• **Problem to work on**: Go line by line through the entries and show those that hold the string "inputFilters".

*** Opening Exercise data ***

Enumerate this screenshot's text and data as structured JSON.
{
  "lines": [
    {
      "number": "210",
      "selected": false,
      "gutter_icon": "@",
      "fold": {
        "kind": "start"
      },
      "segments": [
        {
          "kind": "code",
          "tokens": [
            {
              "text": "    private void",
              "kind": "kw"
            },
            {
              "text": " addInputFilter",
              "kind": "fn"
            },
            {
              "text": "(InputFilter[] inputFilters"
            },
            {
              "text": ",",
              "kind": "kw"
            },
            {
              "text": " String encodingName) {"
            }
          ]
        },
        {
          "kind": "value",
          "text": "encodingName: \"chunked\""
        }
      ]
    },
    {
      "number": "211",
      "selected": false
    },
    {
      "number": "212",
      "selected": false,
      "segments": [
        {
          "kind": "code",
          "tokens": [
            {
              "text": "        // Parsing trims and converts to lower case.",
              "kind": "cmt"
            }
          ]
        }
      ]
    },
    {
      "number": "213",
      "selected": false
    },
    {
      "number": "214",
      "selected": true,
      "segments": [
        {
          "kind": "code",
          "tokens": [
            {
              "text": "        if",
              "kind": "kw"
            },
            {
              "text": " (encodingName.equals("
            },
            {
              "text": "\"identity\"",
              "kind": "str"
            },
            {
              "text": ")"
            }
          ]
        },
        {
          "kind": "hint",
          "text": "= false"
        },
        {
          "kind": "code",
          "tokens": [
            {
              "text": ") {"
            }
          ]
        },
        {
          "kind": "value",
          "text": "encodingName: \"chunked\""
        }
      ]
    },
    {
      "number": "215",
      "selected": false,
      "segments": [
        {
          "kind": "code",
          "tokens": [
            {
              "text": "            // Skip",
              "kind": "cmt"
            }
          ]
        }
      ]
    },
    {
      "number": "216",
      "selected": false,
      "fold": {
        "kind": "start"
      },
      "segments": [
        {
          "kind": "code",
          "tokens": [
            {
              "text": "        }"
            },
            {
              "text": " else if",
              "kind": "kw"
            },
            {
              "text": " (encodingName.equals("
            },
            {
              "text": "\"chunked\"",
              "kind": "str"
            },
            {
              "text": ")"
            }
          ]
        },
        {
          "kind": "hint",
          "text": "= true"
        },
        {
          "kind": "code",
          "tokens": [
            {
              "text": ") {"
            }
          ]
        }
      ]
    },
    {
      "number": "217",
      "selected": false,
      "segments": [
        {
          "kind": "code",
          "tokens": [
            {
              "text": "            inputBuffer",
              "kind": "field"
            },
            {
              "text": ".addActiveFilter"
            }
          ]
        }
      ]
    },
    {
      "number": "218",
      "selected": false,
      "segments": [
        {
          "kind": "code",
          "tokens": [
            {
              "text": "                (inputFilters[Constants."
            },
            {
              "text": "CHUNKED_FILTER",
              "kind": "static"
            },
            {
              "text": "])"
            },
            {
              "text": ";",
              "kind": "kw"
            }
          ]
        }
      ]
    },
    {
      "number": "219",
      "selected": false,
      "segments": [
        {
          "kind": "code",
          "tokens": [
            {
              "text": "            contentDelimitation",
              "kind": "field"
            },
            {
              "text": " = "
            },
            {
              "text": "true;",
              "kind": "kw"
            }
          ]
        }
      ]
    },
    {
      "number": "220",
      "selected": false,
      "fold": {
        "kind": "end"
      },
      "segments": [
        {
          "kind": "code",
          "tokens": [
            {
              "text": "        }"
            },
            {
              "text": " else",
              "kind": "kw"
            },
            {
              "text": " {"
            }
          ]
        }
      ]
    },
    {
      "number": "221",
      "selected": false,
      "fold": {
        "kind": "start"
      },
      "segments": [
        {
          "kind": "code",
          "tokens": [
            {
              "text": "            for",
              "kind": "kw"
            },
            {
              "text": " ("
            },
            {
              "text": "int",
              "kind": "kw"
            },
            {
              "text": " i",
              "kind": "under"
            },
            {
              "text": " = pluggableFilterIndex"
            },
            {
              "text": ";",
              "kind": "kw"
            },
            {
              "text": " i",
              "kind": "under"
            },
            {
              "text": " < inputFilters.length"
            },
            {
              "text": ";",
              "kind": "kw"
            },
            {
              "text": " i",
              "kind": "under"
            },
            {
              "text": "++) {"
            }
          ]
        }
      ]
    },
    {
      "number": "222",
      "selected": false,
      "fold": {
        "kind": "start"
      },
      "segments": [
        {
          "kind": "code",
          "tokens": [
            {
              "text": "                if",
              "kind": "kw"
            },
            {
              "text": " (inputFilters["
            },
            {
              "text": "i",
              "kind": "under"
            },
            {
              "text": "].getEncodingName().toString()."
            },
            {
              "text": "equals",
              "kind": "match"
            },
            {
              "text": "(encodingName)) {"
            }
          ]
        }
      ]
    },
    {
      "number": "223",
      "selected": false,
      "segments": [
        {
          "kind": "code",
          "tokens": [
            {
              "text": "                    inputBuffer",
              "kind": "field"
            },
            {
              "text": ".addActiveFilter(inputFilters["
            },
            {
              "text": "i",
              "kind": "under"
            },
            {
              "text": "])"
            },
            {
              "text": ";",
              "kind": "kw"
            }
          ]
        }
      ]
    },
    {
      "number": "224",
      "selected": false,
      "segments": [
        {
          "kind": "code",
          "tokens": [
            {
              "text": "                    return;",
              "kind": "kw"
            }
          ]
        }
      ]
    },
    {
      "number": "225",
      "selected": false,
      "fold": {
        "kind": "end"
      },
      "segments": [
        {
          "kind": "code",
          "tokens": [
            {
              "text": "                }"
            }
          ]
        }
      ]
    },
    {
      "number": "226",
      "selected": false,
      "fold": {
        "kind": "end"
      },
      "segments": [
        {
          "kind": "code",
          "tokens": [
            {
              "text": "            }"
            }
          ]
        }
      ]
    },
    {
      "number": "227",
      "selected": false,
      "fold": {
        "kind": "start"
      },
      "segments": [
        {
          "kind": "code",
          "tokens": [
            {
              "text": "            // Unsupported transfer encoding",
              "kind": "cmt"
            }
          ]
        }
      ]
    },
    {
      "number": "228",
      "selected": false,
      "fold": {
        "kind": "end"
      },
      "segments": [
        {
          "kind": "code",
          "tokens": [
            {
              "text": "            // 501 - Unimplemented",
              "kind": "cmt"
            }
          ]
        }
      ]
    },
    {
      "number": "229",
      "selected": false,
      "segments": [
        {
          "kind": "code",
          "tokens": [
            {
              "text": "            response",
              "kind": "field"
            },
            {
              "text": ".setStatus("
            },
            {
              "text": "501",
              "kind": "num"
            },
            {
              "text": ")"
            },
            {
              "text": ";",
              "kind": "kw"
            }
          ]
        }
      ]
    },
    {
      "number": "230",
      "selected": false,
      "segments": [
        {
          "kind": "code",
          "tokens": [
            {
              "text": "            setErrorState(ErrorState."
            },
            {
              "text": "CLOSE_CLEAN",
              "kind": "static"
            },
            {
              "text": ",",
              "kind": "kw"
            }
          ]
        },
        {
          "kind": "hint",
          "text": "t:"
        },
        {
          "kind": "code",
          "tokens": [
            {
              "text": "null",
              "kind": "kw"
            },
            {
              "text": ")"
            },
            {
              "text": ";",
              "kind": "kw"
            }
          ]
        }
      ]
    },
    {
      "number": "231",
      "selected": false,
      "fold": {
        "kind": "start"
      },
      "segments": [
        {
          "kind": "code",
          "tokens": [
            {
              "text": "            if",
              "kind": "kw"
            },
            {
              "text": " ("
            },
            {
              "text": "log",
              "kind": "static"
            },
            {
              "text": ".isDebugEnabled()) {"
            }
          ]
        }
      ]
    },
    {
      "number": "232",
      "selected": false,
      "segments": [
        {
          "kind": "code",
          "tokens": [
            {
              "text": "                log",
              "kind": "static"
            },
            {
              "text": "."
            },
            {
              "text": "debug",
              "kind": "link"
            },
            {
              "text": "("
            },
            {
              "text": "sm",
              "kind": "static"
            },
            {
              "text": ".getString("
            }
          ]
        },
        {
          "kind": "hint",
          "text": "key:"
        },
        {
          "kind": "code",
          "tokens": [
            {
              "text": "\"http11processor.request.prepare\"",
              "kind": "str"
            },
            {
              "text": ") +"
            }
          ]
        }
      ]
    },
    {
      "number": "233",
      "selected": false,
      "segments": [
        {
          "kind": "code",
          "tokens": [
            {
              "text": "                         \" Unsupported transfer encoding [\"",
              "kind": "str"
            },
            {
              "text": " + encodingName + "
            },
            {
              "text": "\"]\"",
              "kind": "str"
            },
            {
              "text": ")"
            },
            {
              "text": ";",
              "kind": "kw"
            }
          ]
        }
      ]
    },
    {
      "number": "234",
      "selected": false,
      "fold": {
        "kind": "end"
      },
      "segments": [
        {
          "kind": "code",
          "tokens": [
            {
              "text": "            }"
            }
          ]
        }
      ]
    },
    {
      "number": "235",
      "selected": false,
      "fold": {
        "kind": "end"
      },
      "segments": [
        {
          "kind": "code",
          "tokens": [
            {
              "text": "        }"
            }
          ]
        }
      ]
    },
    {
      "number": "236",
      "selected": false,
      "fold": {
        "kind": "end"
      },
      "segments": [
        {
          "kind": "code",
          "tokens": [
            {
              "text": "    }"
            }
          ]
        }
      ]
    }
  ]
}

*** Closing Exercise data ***

• **Worked solution**:
              "text": "(InputFilter[] inputFilters"
              "text": "                (inputFilters[Constants."
              "text": " < inputFilters.length"
              "text": " (inputFilters["
              "text": ".addActiveFilter(inputFilters["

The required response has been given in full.